He checked in with Yasmin via phone calls and text messages, and in one instance – when he noticed they didn’t have a bookcase at home – helped her apply to Sinda to get one as well as books for the girls.
“Being a single parent, she has multiple needs and so much going on in her life. That’s why we have to empathise and empower her to come up with a plan of action,” said the 29-year-old.
THE CHANGE IN SITI
Mother and daughter also attended KidSTART Groups, a weekly playgroup programme held on Saturdays in her neighbourhood.
In these sessions supported by ECDA facilitators, the children and parents are encouraged to engage in structured, purposeful activities, from making puppets to playing with dough.
Facilitator Rainbow Ng noted that while there are developmental programmes targeted at children, KidSTART is different because it focuses on empowering the parents.
We believe the parents are the best teachers. I don’t know their child as well as they do.
"So, we tap into that – the expertise of the parent, how much they know about their kid – and then we affirm them,” she said.
For six weeks, Siti and her mum attended the sessions – and it proved the turning point in the young girl’s life.

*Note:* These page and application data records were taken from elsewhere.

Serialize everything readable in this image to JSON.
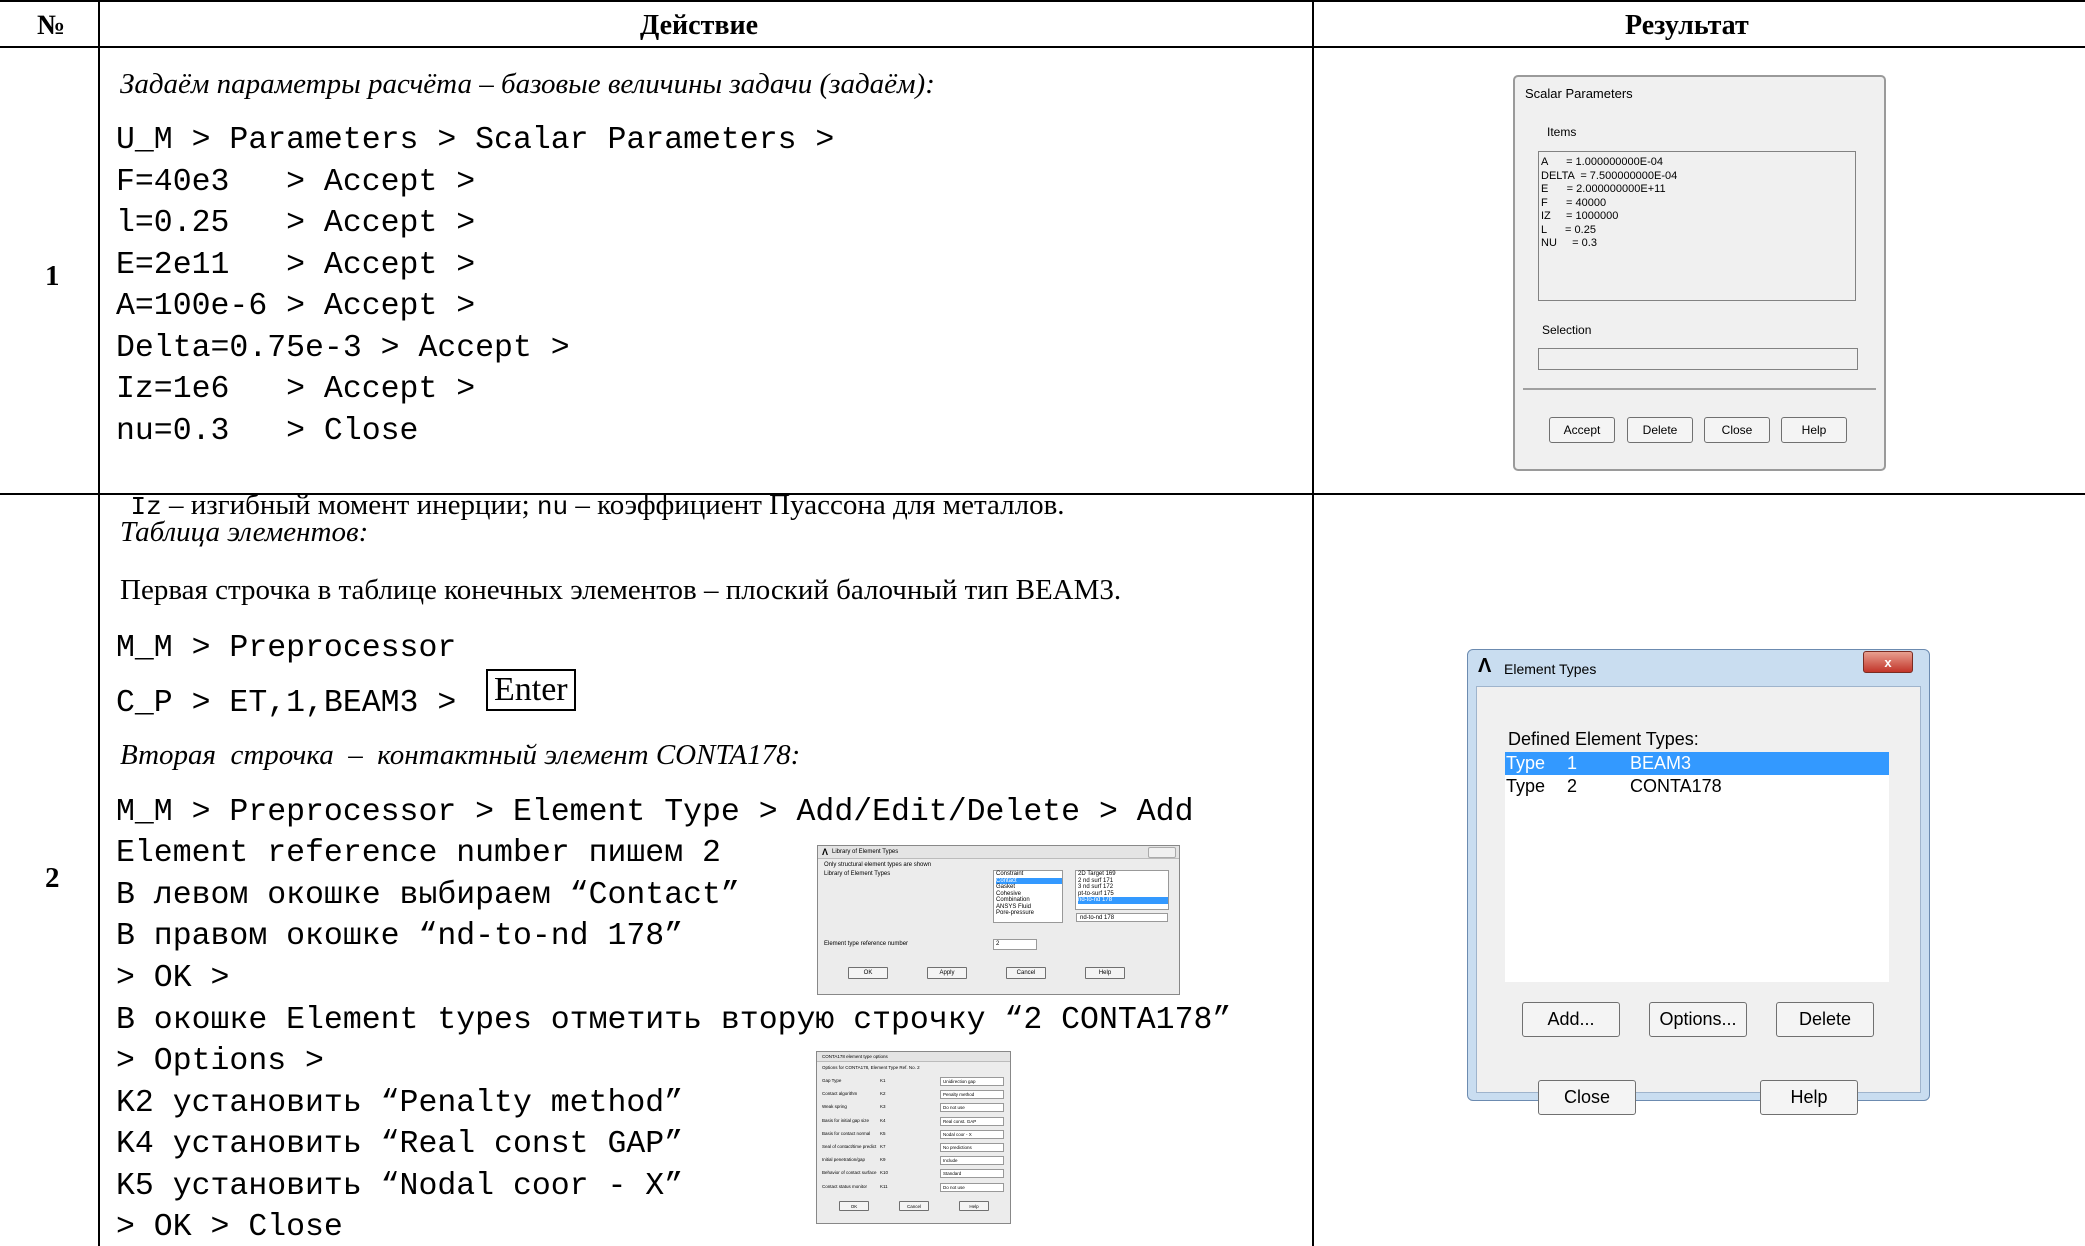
{
  "header": {
    "num": "№",
    "action": "Действие",
    "result": "Результат"
  },
  "rows": [
    {
      "num": "1",
      "intro": "Задаём параметры расчёта – базовые величины задачи (задаём):",
      "lines": [
        "U_M > Parameters > Scalar Parameters >",
        "F=40e3   > Accept >",
        "l=0.25   > Accept >",
        "E=2e11   > Accept >",
        "A=100e-6 > Accept >",
        "Delta=0.75e-3 > Accept >",
        "Iz=1e6   > Accept >",
        "nu=0.3   > Close"
      ],
      "note": {
        "a": "Iz",
        "b": " – изгибный момент инерции; ",
        "c": "nu",
        "d": " – коэффициент Пуассона для металлов."
      },
      "dialog": {
        "title": "Scalar Parameters",
        "items_label": "Items",
        "items": [
          "A      = 1.000000000E-04",
          "DELTA  = 7.500000000E-04",
          "E      = 2.000000000E+11",
          "F      = 40000",
          "IZ     = 1000000",
          "L      = 0.25",
          "NU     = 0.3"
        ],
        "selection_label": "Selection",
        "buttons": [
          "Accept",
          "Delete",
          "Close",
          "Help"
        ]
      }
    },
    {
      "num": "2",
      "intro": "Таблица элементов:",
      "first_line": "Первая строчка в таблице конечных элементов – плоский балочный тип BEAM3.",
      "cmd1": "M_M > Preprocessor",
      "cmd2": "C_P > ET,1,BEAM3 >",
      "enter": "Enter",
      "second_intro": "Вторая  строчка  –  контактный элемент CONTA178:",
      "lines_a": [
        "M_M > Preprocessor > Element Type > Add/Edit/Delete > Add",
        "Element reference number пишем 2",
        "В левом окошке выбираем “Contact”",
        "В правом окошке “nd-to-nd 178”",
        "> OK >",
        "В окошке Element types отметить вторую строчку “2 CONTA178”",
        "> Options >",
        "K2 установить “Penalty method”",
        "K4 установить “Real const GAP”",
        "K5 установить “Nodal coor - X”",
        "> OK > Close"
      ],
      "lib_dialog": {
        "title": "Library of Element Types",
        "note": "Only structural element types are shown",
        "label": "Library of Element Types",
        "left_list": [
          "Constraint",
          "Contact",
          "Gasket",
          "Cohesive",
          "Combination",
          "ANSYS Fluid",
          "Pore-pressure"
        ],
        "right_list": [
          "2D Target  169",
          "2 nd surf  171",
          "3 nd surf  172",
          "pt-to-surf  175",
          "nd-to-nd  178"
        ],
        "right_selected": "nd-to-nd  178",
        "ref_label": "Element type reference number",
        "ref_value": "2",
        "buttons": [
          "OK",
          "Apply",
          "Cancel",
          "Help"
        ]
      },
      "opt_dialog": {
        "title": "CONTA178 element type options",
        "heading": "Options for CONTA178, Element Type Ref. No. 2",
        "rows": [
          {
            "label": "Gap Type",
            "key": "K1",
            "value": "Unidirection gap"
          },
          {
            "label": "Contact algorithm",
            "key": "K2",
            "value": "Penalty method"
          },
          {
            "label": "Weak spring",
            "key": "K3",
            "value": "Do not use"
          },
          {
            "label": "Basis for initial gap size",
            "key": "K4",
            "value": "Real const. GAP"
          },
          {
            "label": "Basis for contact normal",
            "key": "K5",
            "value": "Nodal coor - X"
          },
          {
            "label": "Seal of contact/time predict",
            "key": "K7",
            "value": "No predictions"
          },
          {
            "label": "Initial penetration/gap",
            "key": "K9",
            "value": "Include"
          },
          {
            "label": "Behavior of contact surface",
            "key": "K10",
            "value": "Standard"
          },
          {
            "label": "Contact status monitor",
            "key": "K11",
            "value": "Do not use"
          }
        ],
        "buttons": [
          "OK",
          "Cancel",
          "Help"
        ]
      },
      "et_dialog": {
        "title": "Element Types",
        "label": "Defined Element Types:",
        "rows": [
          {
            "type": "Type",
            "num": "1",
            "name": "BEAM3"
          },
          {
            "type": "Type",
            "num": "2",
            "name": "CONTA178"
          }
        ],
        "buttons_top": [
          "Add...",
          "Options...",
          "Delete"
        ],
        "buttons_bottom": [
          "Close",
          "Help"
        ],
        "close_glyph": "x"
      }
    }
  ]
}
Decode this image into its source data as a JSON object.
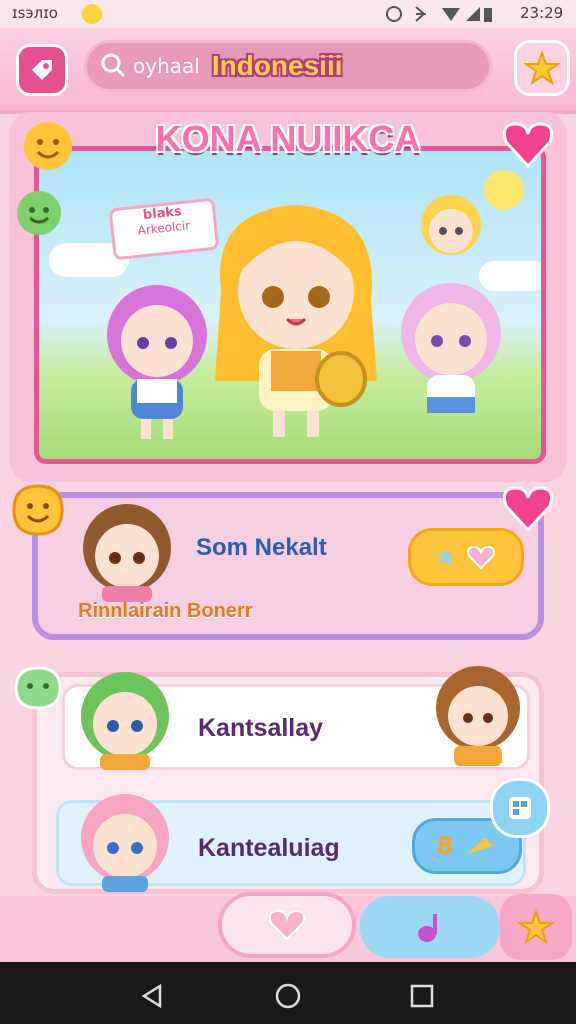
{
  "status_bar": {
    "carrier": "ɪsэлɪo",
    "time": "23:29"
  },
  "header": {
    "search_hint": "oyhaal",
    "search_value": "Indonesiii"
  },
  "banner": {
    "title": "KONA NUIIKCA",
    "sign_line1": "blaks",
    "sign_line2": "Arkeolcir"
  },
  "cards": [
    {
      "name": "Som Nekalt",
      "subtitle": "Rinnlairain Bonerr"
    },
    {
      "name": "Kantsallay"
    },
    {
      "name": "Kantealuiag",
      "badge": "8"
    }
  ],
  "colors": {
    "accent_pink": "#e45797",
    "gold": "#ffc53a",
    "lilac": "#b990e1",
    "sky": "#8fd3f4"
  },
  "icons": [
    "search-icon",
    "star-icon",
    "heart-icon",
    "smiley-icon",
    "menu-icon",
    "back-icon",
    "home-icon",
    "recents-icon"
  ]
}
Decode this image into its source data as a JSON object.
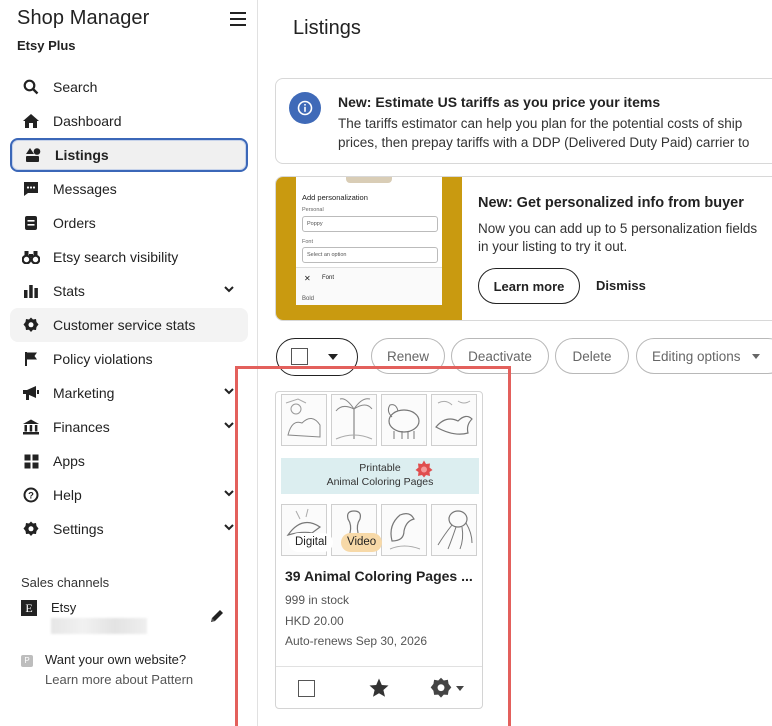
{
  "sidebar": {
    "title": "Shop Manager",
    "subtitle": "Etsy Plus",
    "items": [
      {
        "label": "Search",
        "icon": "search-icon"
      },
      {
        "label": "Dashboard",
        "icon": "home-icon"
      },
      {
        "label": "Listings",
        "icon": "listings-icon",
        "active": true
      },
      {
        "label": "Messages",
        "icon": "message-icon"
      },
      {
        "label": "Orders",
        "icon": "orders-icon"
      },
      {
        "label": "Etsy search visibility",
        "icon": "binoculars-icon"
      },
      {
        "label": "Stats",
        "icon": "stats-icon",
        "expandable": true
      },
      {
        "label": "Customer service stats",
        "icon": "badge-icon"
      },
      {
        "label": "Policy violations",
        "icon": "flag-icon"
      },
      {
        "label": "Marketing",
        "icon": "megaphone-icon",
        "expandable": true
      },
      {
        "label": "Finances",
        "icon": "bank-icon",
        "expandable": true
      },
      {
        "label": "Apps",
        "icon": "apps-icon"
      },
      {
        "label": "Help",
        "icon": "help-icon",
        "expandable": true
      },
      {
        "label": "Settings",
        "icon": "settings-icon",
        "expandable": true
      }
    ],
    "channels_title": "Sales channels",
    "etsy_channel": {
      "letter": "E",
      "name": "Etsy"
    },
    "pattern": {
      "line1": "Want your own website?",
      "line2": "Learn more about Pattern",
      "letter": "P"
    }
  },
  "main": {
    "title": "Listings",
    "tariff_notice": {
      "title": "New: Estimate US tariffs as you price your items",
      "line1": "The tariffs estimator can help you plan for the potential costs of ship",
      "line2": "prices, then prepay tariffs with a DDP (Delivered Duty Paid) carrier to"
    },
    "promo": {
      "title": "New: Get personalized info from buyer",
      "line1": "Now you can add up to 5 personalization fields",
      "line2": "in your listing to try it out.",
      "learn_more": "Learn more",
      "dismiss": "Dismiss",
      "mock": {
        "heading": "Add personalization",
        "label1": "Personal",
        "value1": "Poppy",
        "label2": "Font",
        "value2": "Select an option",
        "sheet_item": "Font",
        "sheet_item2": "Bold"
      }
    },
    "toolbar": {
      "renew": "Renew",
      "deactivate": "Deactivate",
      "delete": "Delete",
      "editing_options": "Editing options"
    },
    "listing": {
      "banner_line1": "Printable",
      "banner_line2": "Animal Coloring Pages",
      "tag_digital": "Digital",
      "tag_video": "Video",
      "title": "39 Animal Coloring Pages ...",
      "stock": "999 in stock",
      "price": "HKD 20.00",
      "renews": "Auto-renews Sep 30, 2026"
    }
  }
}
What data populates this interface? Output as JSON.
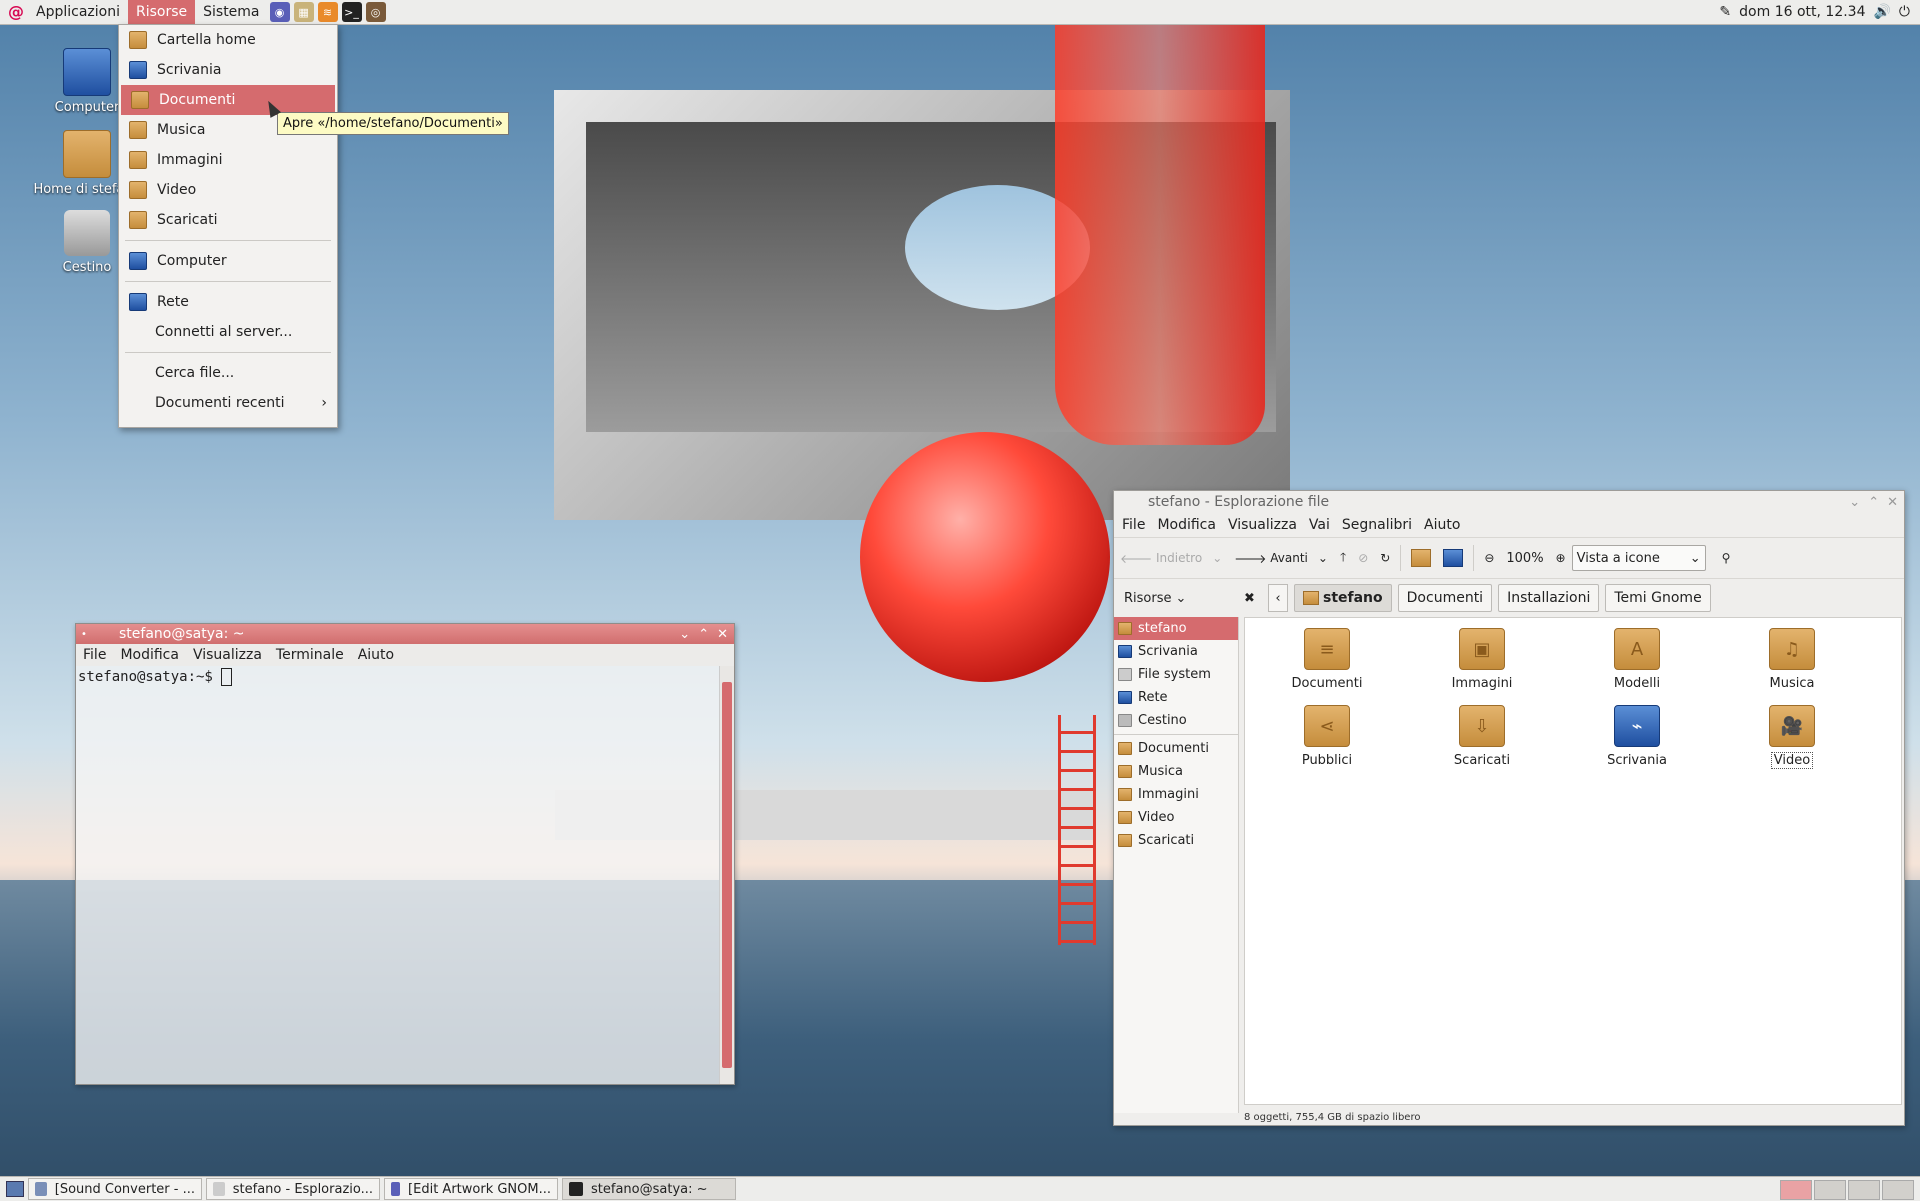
{
  "top_panel": {
    "menus": [
      "Applicazioni",
      "Risorse",
      "Sistema"
    ],
    "clock": "dom 16 ott, 12.34"
  },
  "desktop_icons": [
    "Computer",
    "Home di stefano",
    "Cestino"
  ],
  "places_menu": {
    "items": [
      "Cartella home",
      "Scrivania",
      "Documenti",
      "Musica",
      "Immagini",
      "Video",
      "Scaricati"
    ],
    "computer": "Computer",
    "network": [
      "Rete",
      "Connetti al server..."
    ],
    "search": [
      "Cerca file...",
      "Documenti recenti"
    ],
    "tooltip": "Apre «/home/stefano/Documenti»"
  },
  "terminal": {
    "title": "stefano@satya: ~",
    "menu": [
      "File",
      "Modifica",
      "Visualizza",
      "Terminale",
      "Aiuto"
    ],
    "prompt": "stefano@satya:~$ "
  },
  "file_manager": {
    "title": "stefano - Esplorazione file",
    "menu": [
      "File",
      "Modifica",
      "Visualizza",
      "Vai",
      "Segnalibri",
      "Aiuto"
    ],
    "toolbar": {
      "back": "Indietro",
      "forward": "Avanti",
      "zoom": "100%",
      "view": "Vista a icone"
    },
    "sidebar_title": "Risorse",
    "breadcrumbs": [
      "stefano",
      "Documenti",
      "Installazioni",
      "Temi Gnome"
    ],
    "sidebar_places": [
      "stefano",
      "Scrivania",
      "File system",
      "Rete",
      "Cestino"
    ],
    "sidebar_bookmarks": [
      "Documenti",
      "Musica",
      "Immagini",
      "Video",
      "Scaricati"
    ],
    "items": [
      "Documenti",
      "Immagini",
      "Modelli",
      "Musica",
      "Pubblici",
      "Scaricati",
      "Scrivania",
      "Video"
    ],
    "status": "8 oggetti, 755,4 GB di spazio libero"
  },
  "taskbar": {
    "tasks": [
      "[Sound Converter - ...",
      "stefano - Esplorazio...",
      "[Edit Artwork GNOM...",
      "stefano@satya: ~"
    ]
  },
  "colors": {
    "accent": "#d56b6e",
    "panel": "#ededeb",
    "folder": "#d6a257"
  }
}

Most Saturdays, she’d watch from her mother’s side as the other children interacted with the facilitators, slowly building her inner confidence.
And then, at the last session where there was a closing party with presents for the children, Siti got excited and spoke to her facilitator – a big milestone for the timid girl.
Months after being back in preschool, four-year-old Siti was finally learning to open up and adapt.
With help from all around her, and more one-to-one attention from her teachers and a learning support educator, who assists those with added learning needs, she has since blossomed into a bubbly girl who loves playing with her classmates.
Her progress over the past two years has been in “leaps and bounds”, notes Tay, who believes that “the effort put in by the centre made a lot of difference”.
Indeed, the two sisters’ attendance record has improved dramatically, from less than 50 per cent in 2017 to 98 per cent – in part because of an improvement to their less-than-healthy diet at home.
The girls used to often fall sick. Then the centre’s teachers gradually coaxed fussy Siti into eating the centre’s more balanced meals, praising her for each spoonful she took, and “little by little” adding on the portions, said principal Goh.
A MOTHER’S MOTIVATION
KidSTART— which began in 2016 and is expected to benefit about 1,000 children in the pilot phase — has not only made an impact on Siti, but has also helped Yasmin build her parenting skills and confidence.
She picked up parenting tips during the KidSTART Group sessions and at parenting workshops that were sponsored for her.
But the key thing she got out of the programme was learning how to bond with her girls better: That it’s not about just spending time with them, but to “spend it in a proper way”, she said, citing how her conversations with them used to consist of “You want to eat? You want to go out?” instead of “getting to know them much better”.
A moment of affirmation came for Yasmin when she was invited to read stories to Siti’s class and help the teachers with the follow-up activity.
“I was very nervous because I hadn’t taught for a long time,” she admitted. “But everything went smoothly. Siti took part, and she was happy.”
Not only was her daughter settled in, her grandmother’s medical appointments were also becoming less frequent. And so, with newfound motivation, Yasmin started a job in March as a student care teacher again.
The next milestone will be Siti’s transition to primary school next year – which KidSTART will help to ease by sharing information with the prospective school, and by “keeping a lookout” for her and her family said Tay.
“The family has built up resilience, and I’m sure that they’ll be prepared for any challenges,” he added.
While Siti is feeling anxious about primary school, her mother is more optimistic. “If she’s willing to adapt to changes quickly and to open up, she can do it. I tell (my girls), ‘I’ll always be there to help you.’”
This story by CNA Insider was done in partnership with Gov.sg.